How can they afford to be a part of it? “You can’t make money in the underground” said scene veteran Antaro in an interview in 2004. One year later the organizer of VooV Experience shut down his legendary label Spirit Zone. If he’d only had the opportunity to talk with Android Jones back then. While I’m writing these lines the popular visual artist promotes his new online class with the slogan “Mainstream Money for Underground Artists”. Now I have to admit that I don’t know the details of his plan – in principle I think he’s a very smart and intelligent fellow. However, for me this slogan sounds like yet another version of that well-known story where someone sells his soul to the devil in order to gain a particular goal. And we all know how this story ends.

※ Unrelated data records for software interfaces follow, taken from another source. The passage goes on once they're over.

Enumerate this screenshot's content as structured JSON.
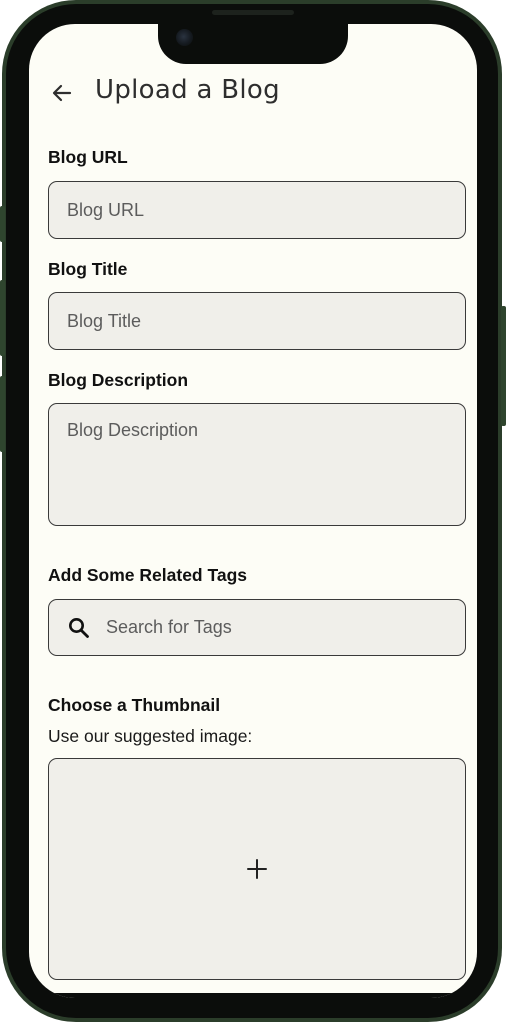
{
  "header": {
    "title": "Upload a Blog",
    "back_icon": "arrow-left-icon"
  },
  "form": {
    "url": {
      "label": "Blog URL",
      "placeholder": "Blog URL",
      "value": ""
    },
    "title": {
      "label": "Blog Title",
      "placeholder": "Blog Title",
      "value": ""
    },
    "description": {
      "label": "Blog Description",
      "placeholder": "Blog Description",
      "value": ""
    },
    "tags": {
      "label": "Add Some Related Tags",
      "placeholder": "Search for Tags",
      "value": "",
      "icon": "search-icon"
    },
    "thumbnail": {
      "label": "Choose a Thumbnail",
      "hint": "Use our suggested image:",
      "icon": "plus-icon"
    }
  },
  "colors": {
    "screen_background": "#fdfdf6",
    "field_background": "#f0efea",
    "field_border": "#3a3a3a",
    "phone_frame": "#2b3d2a"
  }
}
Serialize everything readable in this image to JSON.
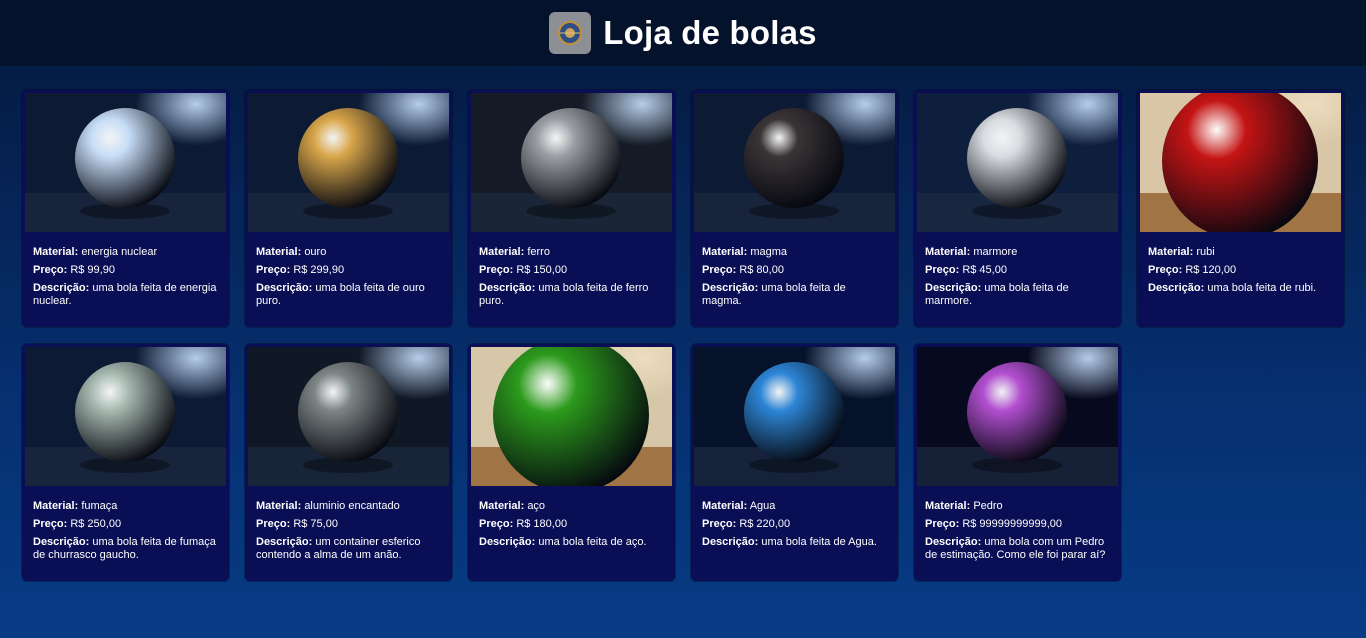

No doubt, there is a very close connection between art and underground. That’s why I think it’s legitimate to draw certain conclusions. There’s no money in art – in authentic art, that is. And there’s no money in underground. Underground is defined as the opposite of mainstream, and that is why it does not have the same ressources as mainstream. Underground culture has to survive on underground ressources. That means no international artists who are flown in from faraway places. That means to get along without the latest wonders of technology. That means very limited growth prospects. That means not to proclaim the underground from the rooftops – which of course conflicts with a zeitgeist that is characterized by Facebook-likes and Retweets. That means underground just for the sake of the experience, not as a smug label of coolness. That means underground which is not exactly popular but affordable for everyone.
No matter if underground or mainstream – just make the best of it, in the end it’s only the two sides of one coin, the currency we pay for our culture. But if you really mean it with the better world and all that – get rid of the double standards.
image credits: Brian Williams